not have was powered, controlled flight in a heavier-than-air machine.
Clement Ader can be credited with the first powered takeoff in 1890, but his
steam-powered aircraft reached an altitude of eight inches, sufficient to
classify it as a flight only to his French countrymen.  Even New Zealand got
into the air before us:  Richard Pearse, in March 1903, flew a
bamboo-and-canvas monoplane about 450 feet before crashing into a gorse
hedge, which doesn't really meet the definition of "controlled flight".  ;)

Seems to be an interesting story.  You may want to read it.

Sean


"Bono Vox" <bono art.com> wrote in message
news:brv5dr$1g1e$1 digitaldaemon.com...
 A little correction :-)

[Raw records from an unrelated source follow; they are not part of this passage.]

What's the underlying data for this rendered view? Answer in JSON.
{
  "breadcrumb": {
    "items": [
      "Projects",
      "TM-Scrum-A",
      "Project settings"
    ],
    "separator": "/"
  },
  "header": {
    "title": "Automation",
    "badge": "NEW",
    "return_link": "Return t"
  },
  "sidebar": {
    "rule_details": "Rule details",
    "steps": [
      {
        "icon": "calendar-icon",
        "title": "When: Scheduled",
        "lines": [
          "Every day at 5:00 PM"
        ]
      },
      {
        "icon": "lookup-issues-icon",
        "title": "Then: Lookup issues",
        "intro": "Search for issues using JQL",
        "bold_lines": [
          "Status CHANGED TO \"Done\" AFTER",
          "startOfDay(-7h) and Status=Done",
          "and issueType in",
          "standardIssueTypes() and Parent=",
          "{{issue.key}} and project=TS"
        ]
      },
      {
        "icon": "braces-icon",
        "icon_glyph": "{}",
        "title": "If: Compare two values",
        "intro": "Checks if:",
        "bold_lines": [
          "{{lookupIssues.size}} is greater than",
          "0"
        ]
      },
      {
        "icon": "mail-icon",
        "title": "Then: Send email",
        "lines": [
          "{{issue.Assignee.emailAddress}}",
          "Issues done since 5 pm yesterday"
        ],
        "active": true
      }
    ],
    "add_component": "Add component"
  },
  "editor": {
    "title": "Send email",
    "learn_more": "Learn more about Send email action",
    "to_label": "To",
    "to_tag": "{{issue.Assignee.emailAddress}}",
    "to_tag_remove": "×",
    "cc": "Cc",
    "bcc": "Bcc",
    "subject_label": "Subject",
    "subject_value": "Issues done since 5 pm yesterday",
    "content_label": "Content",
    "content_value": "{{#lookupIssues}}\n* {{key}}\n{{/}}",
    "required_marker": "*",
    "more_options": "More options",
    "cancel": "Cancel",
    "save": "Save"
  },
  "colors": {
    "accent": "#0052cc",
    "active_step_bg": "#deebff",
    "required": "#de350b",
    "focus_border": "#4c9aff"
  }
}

 The first flight was made by Santos Dummondt in Paris in 1903 before the
 brothers Wright. In this ocasion the "14bis" has landed from a field near

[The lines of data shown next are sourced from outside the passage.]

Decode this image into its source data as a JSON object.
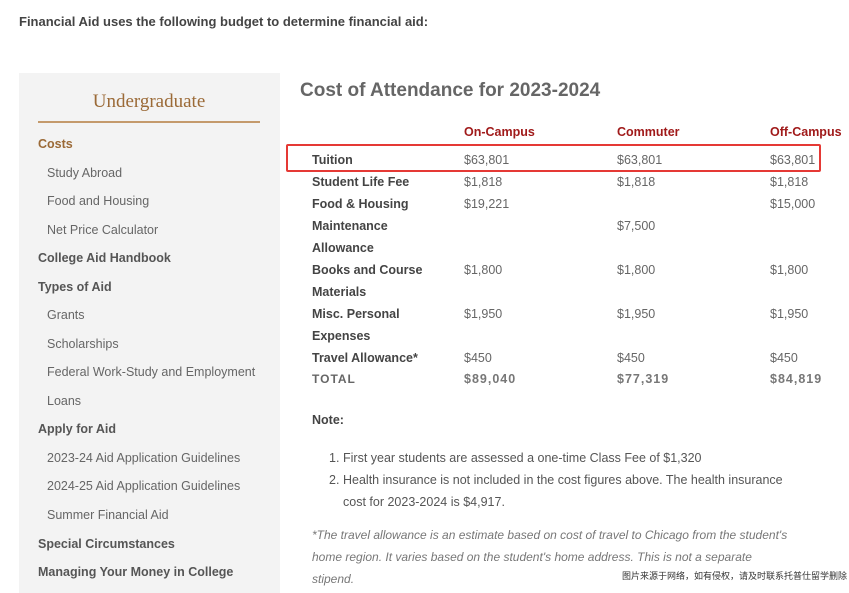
{
  "intro": "Financial Aid uses the following budget to determine financial aid:",
  "sidebar": {
    "title": "Undergraduate",
    "items": [
      {
        "label": "Costs",
        "level": "active"
      },
      {
        "label": "Study Abroad",
        "level": "sub"
      },
      {
        "label": "Food and Housing",
        "level": "sub"
      },
      {
        "label": "Net Price Calculator",
        "level": "sub"
      },
      {
        "label": "College Aid Handbook",
        "level": "top"
      },
      {
        "label": "Types of Aid",
        "level": "top"
      },
      {
        "label": "Grants",
        "level": "sub"
      },
      {
        "label": "Scholarships",
        "level": "sub"
      },
      {
        "label": "Federal Work-Study and Employment",
        "level": "sub"
      },
      {
        "label": "Loans",
        "level": "sub"
      },
      {
        "label": "Apply for Aid",
        "level": "top"
      },
      {
        "label": "2023-24 Aid Application Guidelines",
        "level": "sub"
      },
      {
        "label": "2024-25 Aid Application Guidelines",
        "level": "sub"
      },
      {
        "label": "Summer Financial Aid",
        "level": "sub"
      },
      {
        "label": "Special Circumstances",
        "level": "top"
      },
      {
        "label": "Managing Your Money in College",
        "level": "top"
      }
    ]
  },
  "main": {
    "title": "Cost of Attendance for 2023-2024",
    "columns": [
      "On-Campus",
      "Commuter",
      "Off-Campus"
    ],
    "rows": [
      {
        "label": [
          "Tuition"
        ],
        "values": [
          "$63,801",
          "$63,801",
          "$63,801"
        ]
      },
      {
        "label": [
          "Student Life Fee"
        ],
        "values": [
          "$1,818",
          "$1,818",
          "$1,818"
        ]
      },
      {
        "label": [
          "Food & Housing"
        ],
        "values": [
          "$19,221",
          "",
          "$15,000"
        ]
      },
      {
        "label": [
          "Maintenance",
          "Allowance"
        ],
        "values": [
          "",
          "$7,500",
          ""
        ]
      },
      {
        "label": [
          "Books and Course",
          "Materials"
        ],
        "values": [
          "$1,800",
          "$1,800",
          "$1,800"
        ]
      },
      {
        "label": [
          "Misc. Personal",
          "Expenses"
        ],
        "values": [
          "$1,950",
          "$1,950",
          "$1,950"
        ]
      },
      {
        "label": [
          "Travel Allowance*"
        ],
        "values": [
          "$450",
          "$450",
          "$450"
        ]
      }
    ],
    "total": {
      "label": "TOTAL",
      "values": [
        "$89,040",
        "$77,319",
        "$84,819"
      ]
    },
    "note_title": "Note:",
    "notes": [
      "First year students are assessed a one-time Class Fee of $1,320",
      "Health insurance is not included in the cost figures above. The health insurance cost for 2023-2024 is $4,917."
    ],
    "footnote": "*The travel allowance is an estimate based on cost of travel to Chicago from the student's home region. It varies based on the student's home address. This is not a separate stipend."
  },
  "watermark": "图片来源于网络，如有侵权，请及时联系托普仕留学删除",
  "colors": {
    "accent": "#9b6a37",
    "header_red": "#a01a1a",
    "highlight": "#e53935"
  }
}
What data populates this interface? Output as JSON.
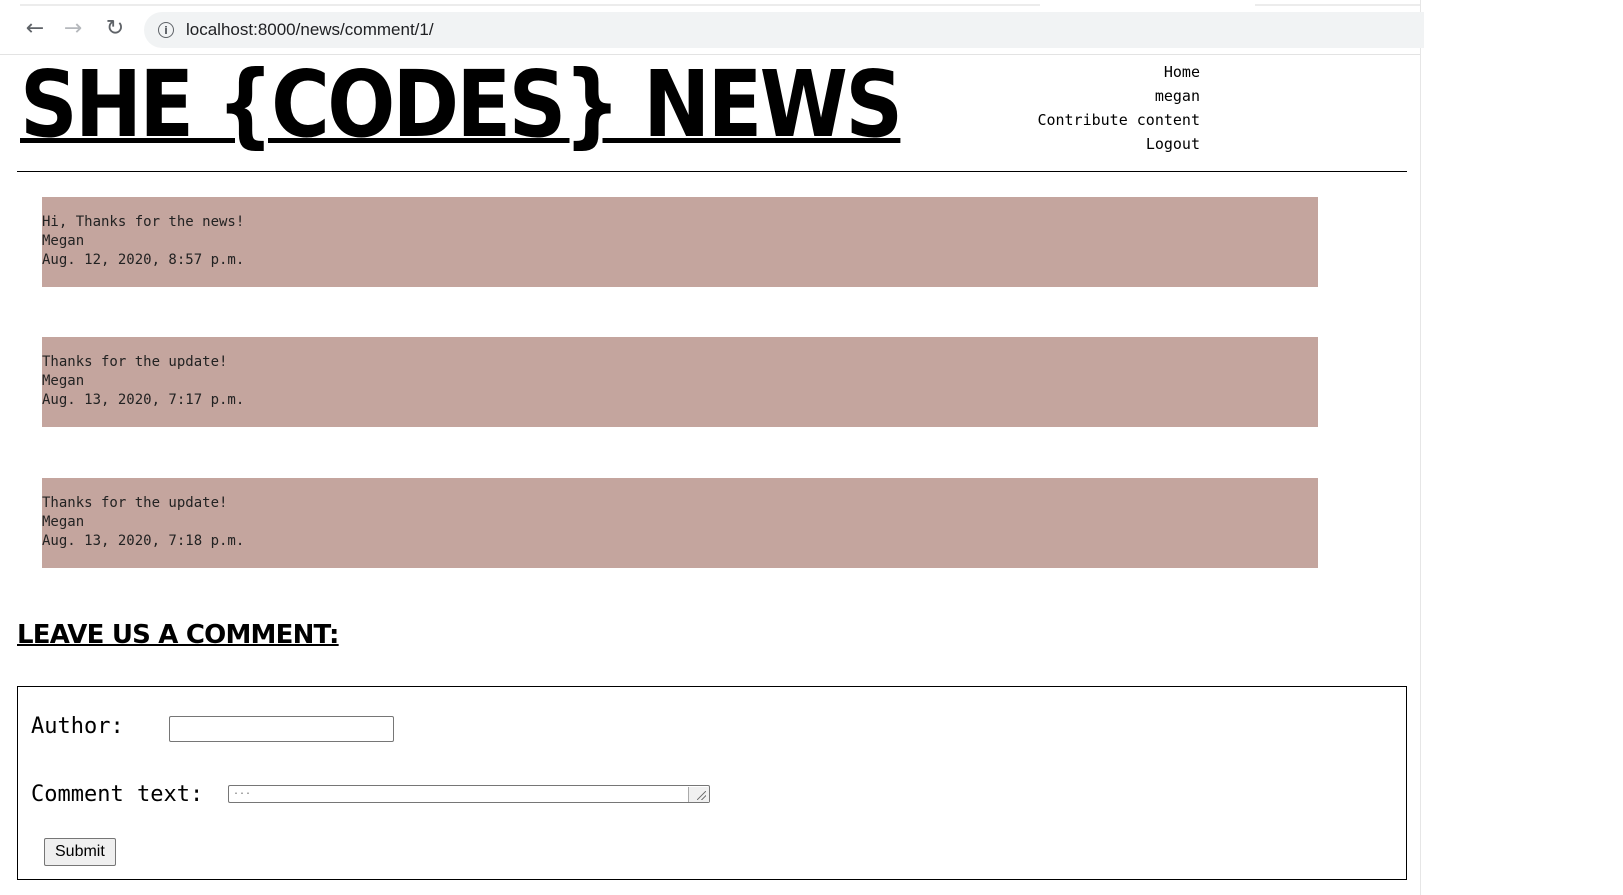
{
  "browser": {
    "url": "localhost:8000/news/comment/1/"
  },
  "header": {
    "site_title": "SHE {CODES} NEWS",
    "nav": [
      "Home",
      "megan",
      "Contribute content",
      "Logout"
    ]
  },
  "comments": [
    {
      "text": "Hi, Thanks for the news!",
      "author": "Megan",
      "date": "Aug. 12, 2020, 8:57 p.m."
    },
    {
      "text": "Thanks for the update!",
      "author": "Megan",
      "date": "Aug. 13, 2020, 7:17 p.m."
    },
    {
      "text": "Thanks for the update!",
      "author": "Megan",
      "date": "Aug. 13, 2020, 7:18 p.m."
    }
  ],
  "form": {
    "heading": "LEAVE US A COMMENT:",
    "author_label": "Author:",
    "author_value": "",
    "comment_label": "Comment text:",
    "comment_placeholder": "...",
    "submit_label": "Submit"
  },
  "colors": {
    "comment_bg": "#c4a59e",
    "text": "#000000"
  }
}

 by itselt cross Paris turned around the Eiffel tower and came back to the

 Yes, I know you learn in the school about the first fly being made by the

 Brothers. And yes, I know you will not believe about them "airplane" has

 after, used a catapult to land and do not turn to any side.

 -jr


Funny how anyone can claim an invention after someone else already proved it its own, in public! No one can believe the Wrights were the inventors, since an airplane flies on its own and can never be dependent on prevailing winds, catapult, or any other external aid!
Oct 19 2004
prev sibling parent reply Simon J Mackenzie <project.d smackoz.fastmail.fm> writes:
My Grandfather built a plane in 1919 which he called "Silver Wings."

This is no claim on the Wright Brothers but it was probably the first 
all plywood constructed plane built in Australia and he did it in a 
horse and chaff shed.  The 70HP v8 Renault motor is now in the Moorabbin 
Air Museum in Melbourne and my Uncle still has the original four bladed 
hand made propella (the family still can't convince him to donate it to 
the museum).  Not bad when you consider grandpa built most of the tools 
he needed to build the airplane.

Simon

Bono Vox wrote:
 A little correction :-)
 
 The first flight was made by Santos Dummondt in Paris in 1903 before the
 brothers Wright. In this ocasion the "14bis" has landed from a field near Paris
 by itselt cross Paris turned around the Eiffel tower and came back to the
field.
 Yes, I know you learn in the school about the first fly being made by the
Wright
 Brothers. And yes, I know you will not believe about them "airplane" has flouth
 after, used a catapult to land and do not turn to any side.
 
 -jr
 
 

Dec 22 2003
parent Houdini <houdini pinmail.net> writes:
On 18th March 1910, Harry Houdini made the first officially
recorded controlled powered flight in Australia at Diggers Rest,
Victoria.
Nov 09 2009